Bivalence, Classical Logic and the Problem of Contingent Statements
The main objective of this paper is to argue that the principle of bivalence is right, contrary to the view of some philosophers. To fulfil this objective, the paper examined some arguments raised in Philosophy of Logic about the principle of bivalence starting from Aristotle‟s challenge to the principle of bivalence based on the idea that the principle cannot accommodate contingent statements. The paper examined Lukasiewicz‟s challenge of the principle of bivalence and Lesniewski‟s response to him. The paper evaluated these debates, in Philosophy of Logic, to determine if the principle of bivalence should be rejected. The paper employed the methods of logic. The study showed that the principle of bivalence had been misunderstood by some of the most influential proponents of many-valued logic, for example, Lukasiewicz. It was established that the terms true (or false), in the arguments against bivalence, was used in an epistemic sense and not a logical sense. It was established that contrary to Aristotle‟s and Lukasiewicz‟s assumption, contingent statements were necessarily either true or false; hence, the principle of bivalence could accommodate contingent statements. The paper concluded that the principle of bivalence is not in any way limited; it is the core of logic; Furthermore, there may be no conflict between the principle of bivalence and other systems of logic that are not strictly bivalent, if their justification does not rely on a rejection of the principle of bivalence.

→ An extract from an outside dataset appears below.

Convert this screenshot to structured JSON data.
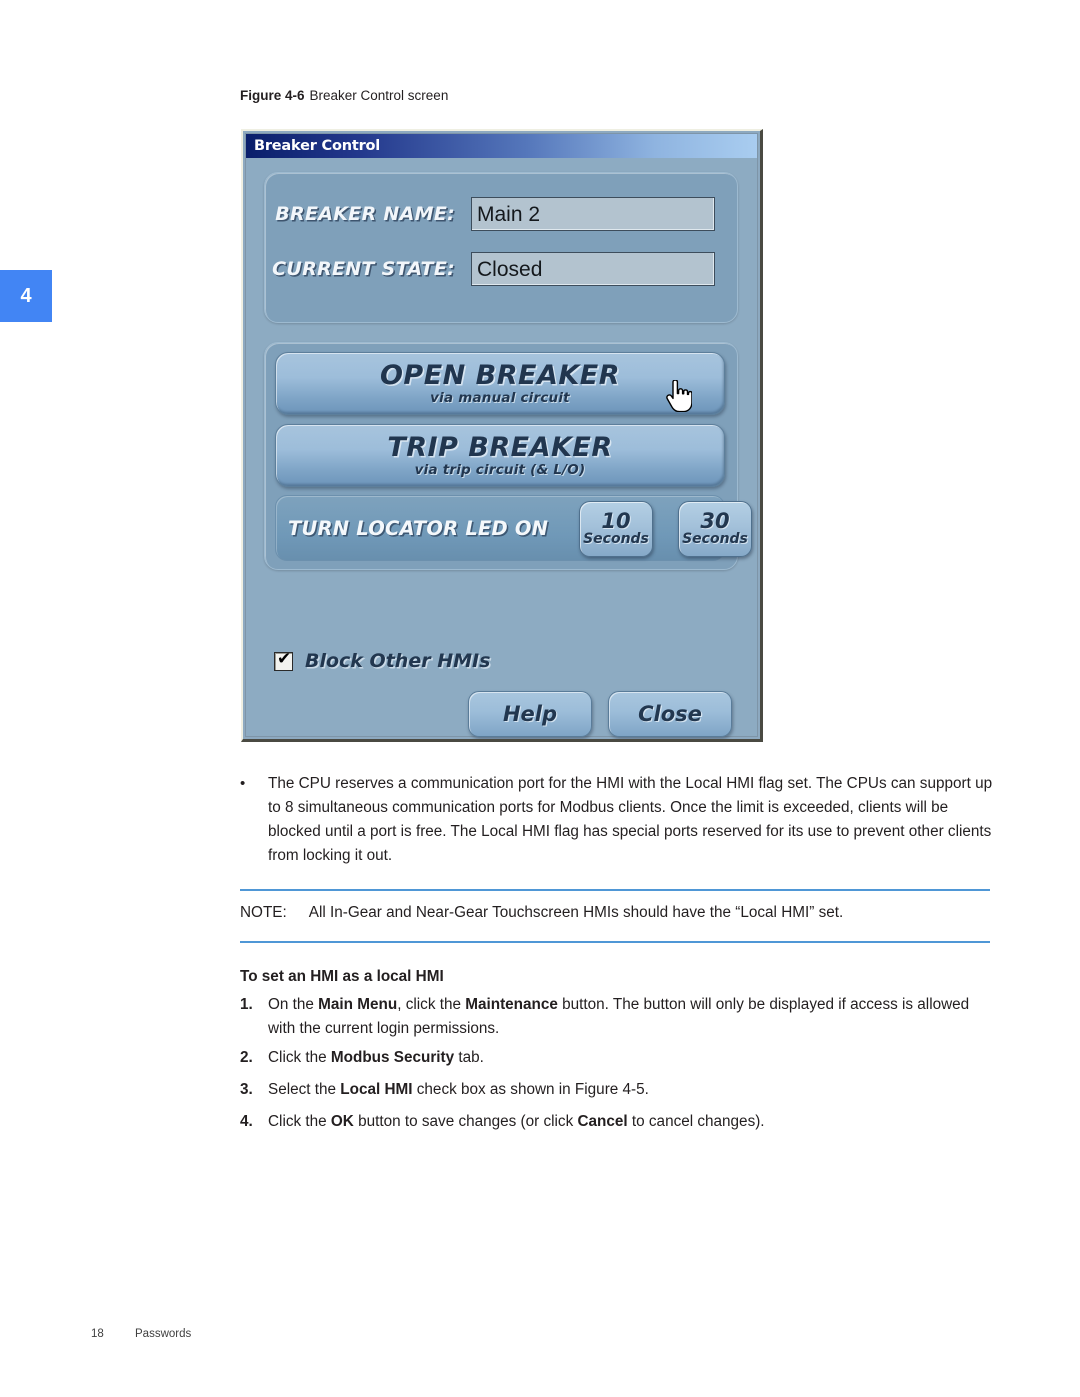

Keywords: Bivalence, Contingent statements, Classical logic, Non-contradiction, Necessity, Ontology